Pot, kettle, black
I've heard (reliable) leaks that some of the Commission's own intranet sites aren't exactly a shining example of "accessibility"!
One size fits none
"accessibilty" isn't as simple as putting a ramp beside a staircase. Diffeerent societies and cultures look at things in different ways. For example, I have yet to see any French website that I can navigate easily (despite being fluent in French) yet I don't have the same problem with UK or US ones. Similar differences (does that make sense? :) ) exist across various national daily newspapers. Given the similarity between French sites, I assume (possibly wrongly) that they've been done according to some user style that suits that particular culture.
If the proposed disability rules are drawn up rigidly and as requirements, the end result is likely to be of little use, a generic "one size" that works for no-one. Far better to simply impose a duty of care on each state, and let each one decide how to respond.
Oh wait, that's what we already have, but of course the status quo won't let Ms Reding continue to increase the size of her empire. How silly of me.
How many neighbourhoods will be bulldozed to build wheelchair ramps for the information superhighway
"15% of our population is disabled"
That screams out for a definition, doesn't it ? A better figure would be the percentage of the population whose disability presents them with accessibility challenges that can _only_ be overcome with the cooperation of content providers.
For example, the UK's DDA defines disability as "physical or mental impairment that has a substantial and long-term adverse effect on his or her ability to carry out normal day-to-day activities." This includes learning difficulties, HIV and cancer (e.g. being thick, and being ill)
Even taking that into account 15% is a low figure already, and it would be much, much lower if the above criteria were applied.
Take for example the case of those who are blind or partially sighted, who make up a vanishingly small percentage of the population, but experience arguably the largest number of accessibility challenges due to the largely visual nature of much web content.
There are ~153,000 people registered blind in the UK , out of a total pop of ~60.8 million  which makes up a staggeringly small ~0.2516% of the population.
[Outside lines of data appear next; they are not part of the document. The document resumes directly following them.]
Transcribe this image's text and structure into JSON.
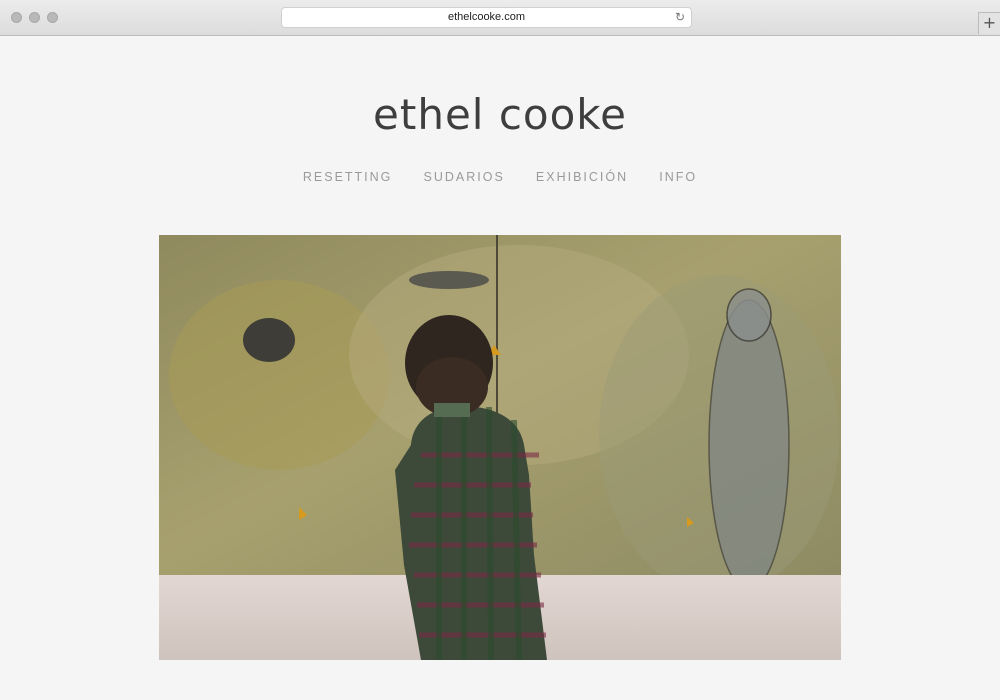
{
  "browser": {
    "url": "ethelcooke.com",
    "new_tab_symbol": "+",
    "reload_symbol": "↻"
  },
  "site": {
    "title": "ethel cooke",
    "nav": [
      "RESETTING",
      "SUDARIOS",
      "EXHIBICIÓN",
      "INFO"
    ]
  },
  "hero": {
    "description_icon": "gallery-photo"
  },
  "colors": {
    "page_background": "#f5f5f5",
    "title": "#3e3e3e",
    "nav": "#9a9a9a"
  }
}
I have no idea how many more people there are who are blind or partially sighted but aren't registered because they don't want the stigma and are in any case gainfully employed  (like me), I'd guess quite a lot, but probably not enough to pull that figure up to anything significant.
And frankly, if you have a disability, there are things that you aren't going to be able to do like everyone else. However unPC it is, most disabled folks know this. If you've got no legs, you have no career as a ballroom dancer ahead of you. Blind ? No train driving for you! It's a bummer, sure, but that's life, and you just have to suck it up.
So while it's very sweet of Viv to think of us, frankly, I'd rather she spend the money (tax revenue will be lost as businesses accrue compliance costs) on medical research. Bionics would be a great place to start. Wheelchair guys get to be the six million dollar man, me I want a field of vision like a terminator or Geordie LeForge. I'm sure most of us crips and mongs would gladly line up to join a super secret cyborg army, why not fund that instead ?
 http://www.wolframalpha.com/input/?i=uk+population (no idea where they sourced that from)
 People register to get benefits and parking permits and avoid working, there are no other advantages.
Without any understanding of the issues they will legislate that we need to use friendly electrons...